Wednesday, 22 July 2009

We R Drpg Ths Srvs, K Thnx Bai

It seems that no sooner has Jacqui Smith been kicked to the curb, but they are quietly retiring some of the wackier ideas she oversaw:
A new police text message service has been shelved after it was used just three times a day.

The text number 66101 was launched in March by the-then Home Secretary Jacqui Smith in a £3.5million advertising blitz.

It allowed the public to use a mobile phone to text their postcode and the word 'PLEDGE' to report low-level crime.

However it has now been branded an 'expensive failure' after the Home Office today admitted that the service had attracted just 3,000 messages nationally in its first three months in operation.
The report doesn’t say how many of them were real messages, though. Bit of an oversight, or a deliberate omission?

By May, it sounds like even the pranksters had got bored:
In May it received just 91 text messages - fewer than three a day - and has now been quietly dropped.
Like Jacqui herself…
Shadow Home Secretary Chris Grayling said: 'Both the police pledge and the new national police target seem to have ended up with forces spending money on PR exercises which could be better spent on frontline policing.'
Yes indeed.

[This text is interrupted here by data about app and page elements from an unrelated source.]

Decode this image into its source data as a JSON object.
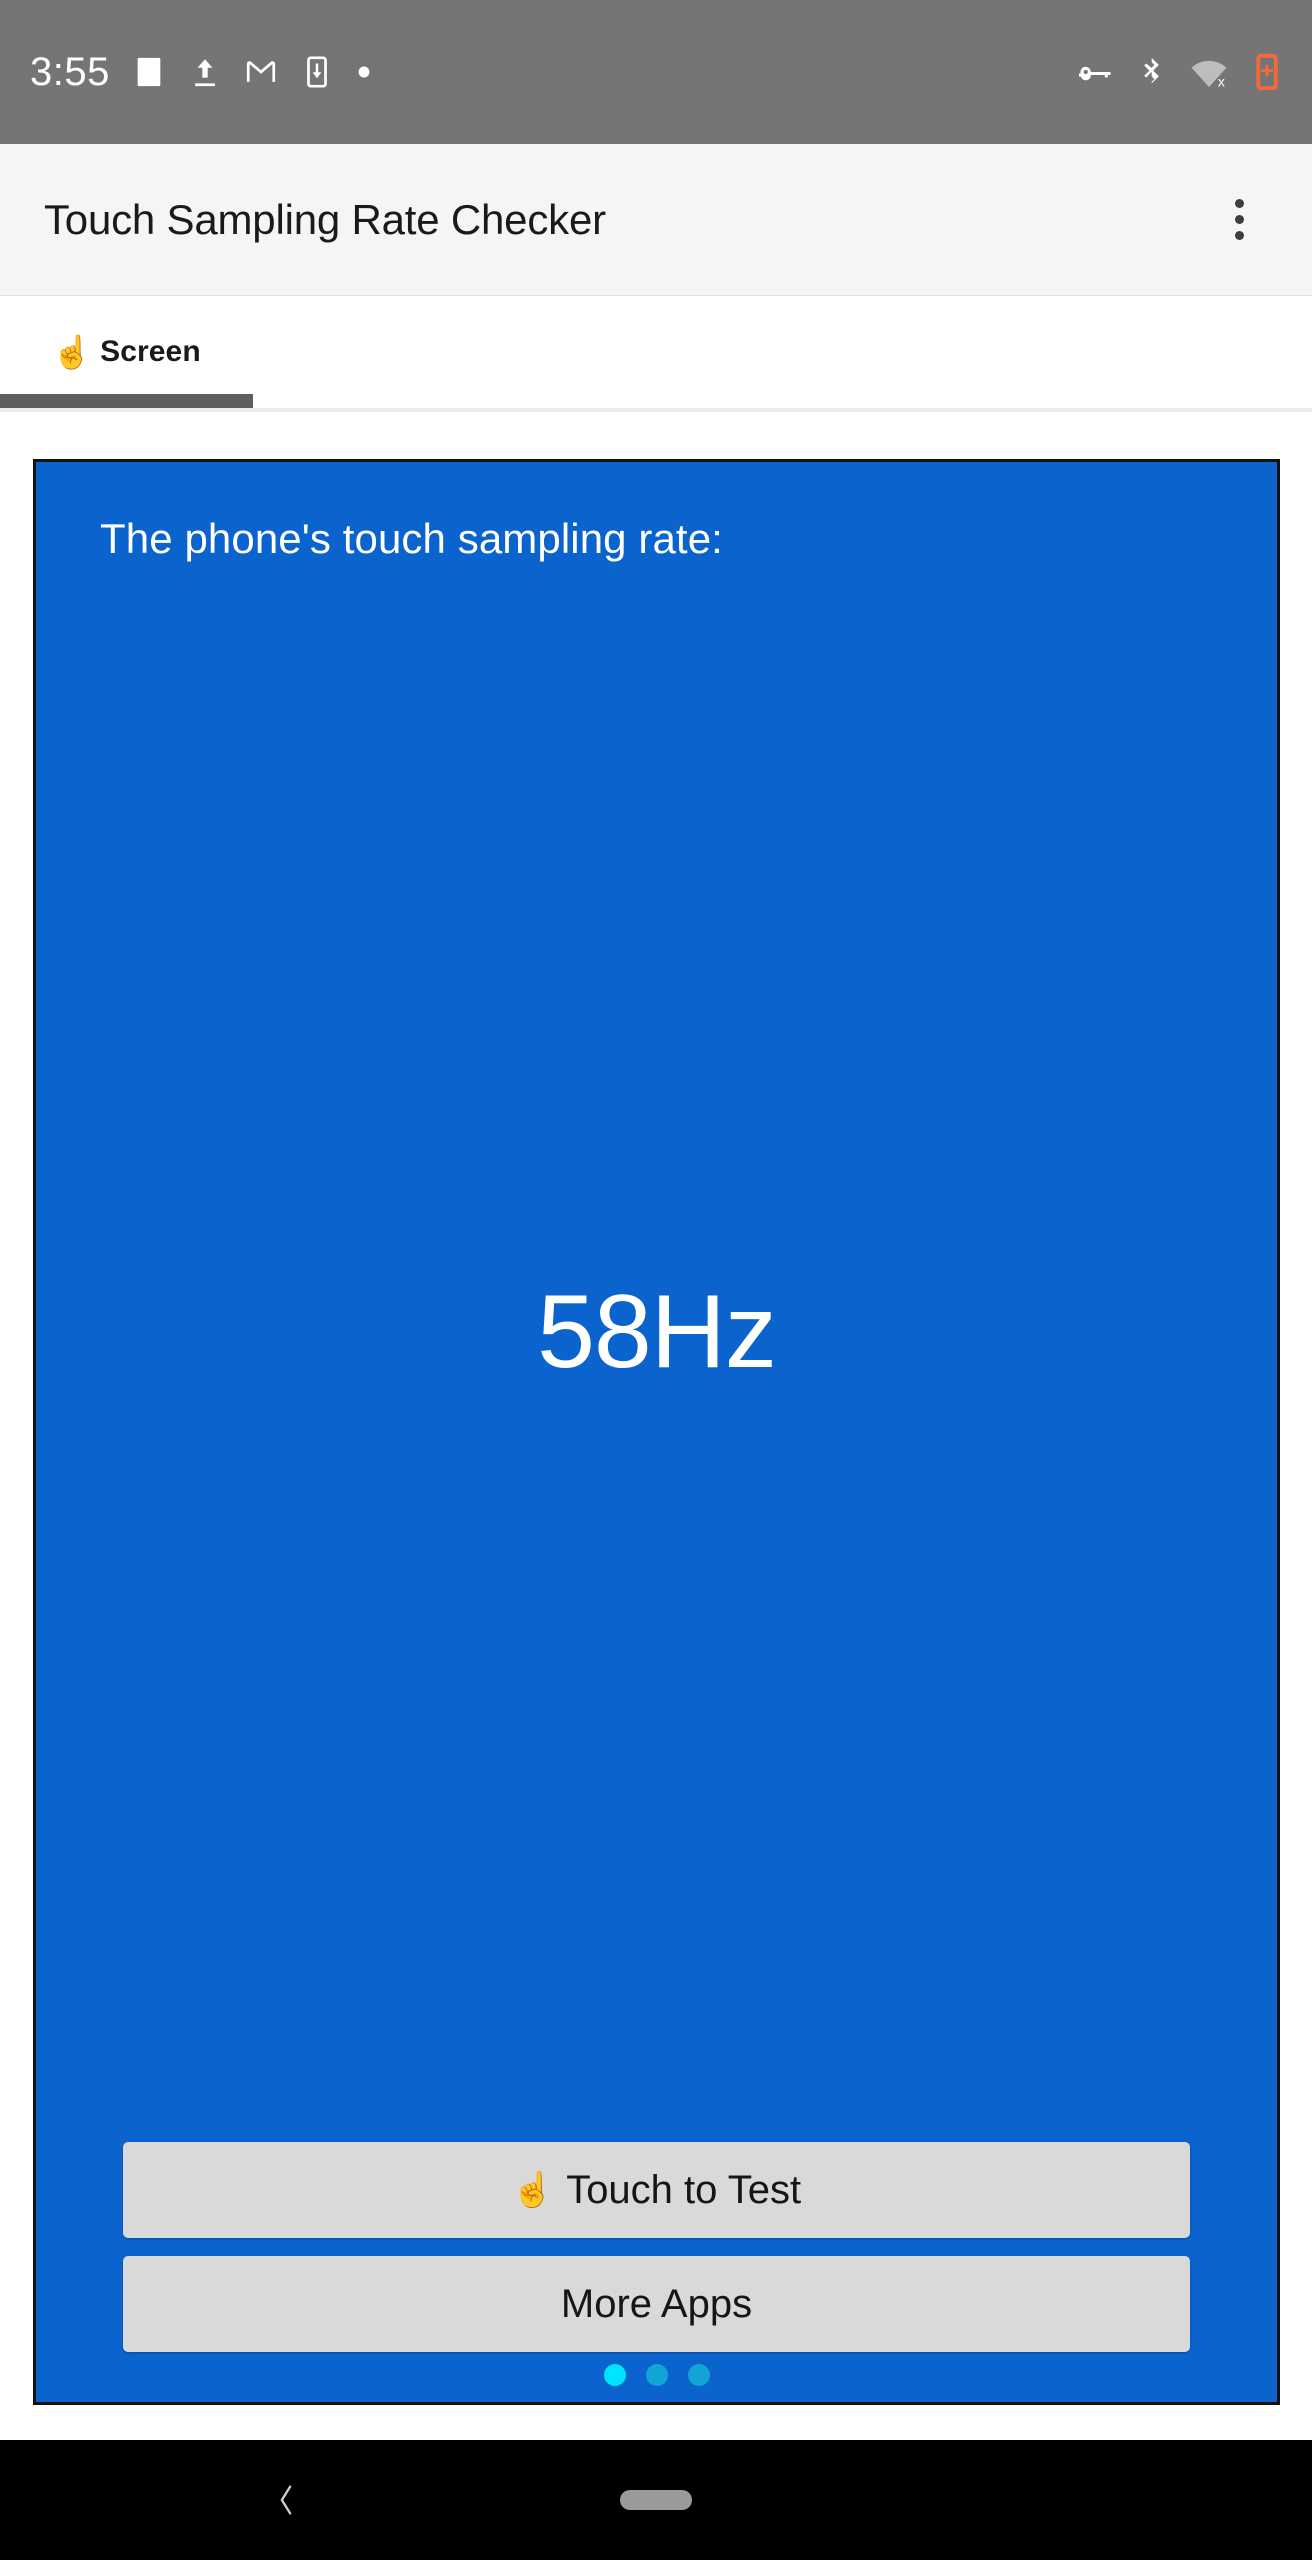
{
  "status_bar": {
    "time": "3:55",
    "left_icons": [
      "image-icon",
      "upload-icon",
      "gmail-icon",
      "app-download-icon",
      "dot-icon"
    ],
    "right_icons": [
      "vpn-key-icon",
      "bluetooth-icon",
      "wifi-off-icon",
      "battery-charging-icon"
    ],
    "background_color": "#757575",
    "battery_color": "#f4693c"
  },
  "app_bar": {
    "title": "Touch Sampling Rate Checker",
    "overflow_label": "More options"
  },
  "tabs": [
    {
      "label": "Screen",
      "icon": "☝",
      "selected": true
    }
  ],
  "main": {
    "panel_color": "#0b63ce",
    "caption": "The phone's touch sampling rate:",
    "rate_value": "58Hz",
    "rate_number": 58,
    "rate_unit": "Hz",
    "buttons": [
      {
        "label": "Touch to Test",
        "icon": "☝",
        "name": "touch-to-test-button"
      },
      {
        "label": "More Apps",
        "icon": "",
        "name": "more-apps-button"
      }
    ],
    "page_dots": {
      "count": 3,
      "active_index": 0,
      "active_color": "#00e5ff",
      "inactive_color": "#12a4d4"
    }
  },
  "nav_bar": {
    "back_label": "Back",
    "home_label": "Home",
    "background_color": "#000000"
  }
}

I’m sure you won’t do that though, when you get in.

Will you?
Matthew Sinclair, Research Director at the TaxPayers' Alliance, said: 'The policing pledge always looked like it was going to be an expensive failure but it is incredible that, within just a few months, the new text message service it created is down to just a few users per month.

'It is vital that lessons are learned from this failure and governments stop trying to fix the police through gimmicky initiatives and, instead, make the police accountable to local people who can really see the changes that are needed.'
Hold your hoses. It doesn’t look like they’ve learned this lesson yet.

The Home Office seems to believe that the rumours of the death of this scheme have been greatly exaggerated:
A spokesman for the Home Office said: 'This is a part of the government's Justice Seen, Justice Done campaign which launched in March.

'The public were invited to text "PLEDGE" and their postcode to 66101 to obtain their neighbourhood police team's contact number for people who did not have access to the web.'

He added: 'The next phase of the campaign will launch in the autumn and we plan to resume the text service then, but it will not run in the interim as this is not cost effective.'
Why, if it’s not a success now, do you think it might be in the autumn?

Or are we locked into a contract for this wretched thing that we can’t get out of?

4 comments:

SteveShark said...

Mr Jacqui Smith has taken the service over - text 'pr0n' and he'll come round and share a video rental with you...

WV was 'mastsync' which I found rather disturbing.

ranter said...

Yet another 'good idea' from the Home Office and senior police officers all saying 'Great CJ' and 'Super CJ' at the meeting. Yet somewhere will exist a report summing the idea up as 'pants'. The author will have been labelled designated a dinosaur, not on board and incapable of joined up, blue sky, outside the box thinking abd should be returned to policing duties immediately (errr ????).
Meanwhile while it is being discussed, piloted and launched it can be referred to when awkward questions arise, part of the 'busy doing nothing' mentality.

dickiebo said...

"..or are we locked into a contract..."
You are just soooo suspicious!!! lol.

JuliaM said...

"Mr Jacqui Smith has taken the service over - text 'pr0n' and he'll come round and share a video rental with you..."

Lol!

"Yet another 'good idea' from the Home Office and senior police officers all saying 'Great CJ' and 'Super CJ' at the meeting."

Well, ACPO is a private company! Who's going to take that walk to the beach, I wonder?

"You are just soooo suspicious!!! lol."

Oh, government's slapdash contracting is the usual cause for 'Crap! It doesn't work, but we can't have our money back' projects...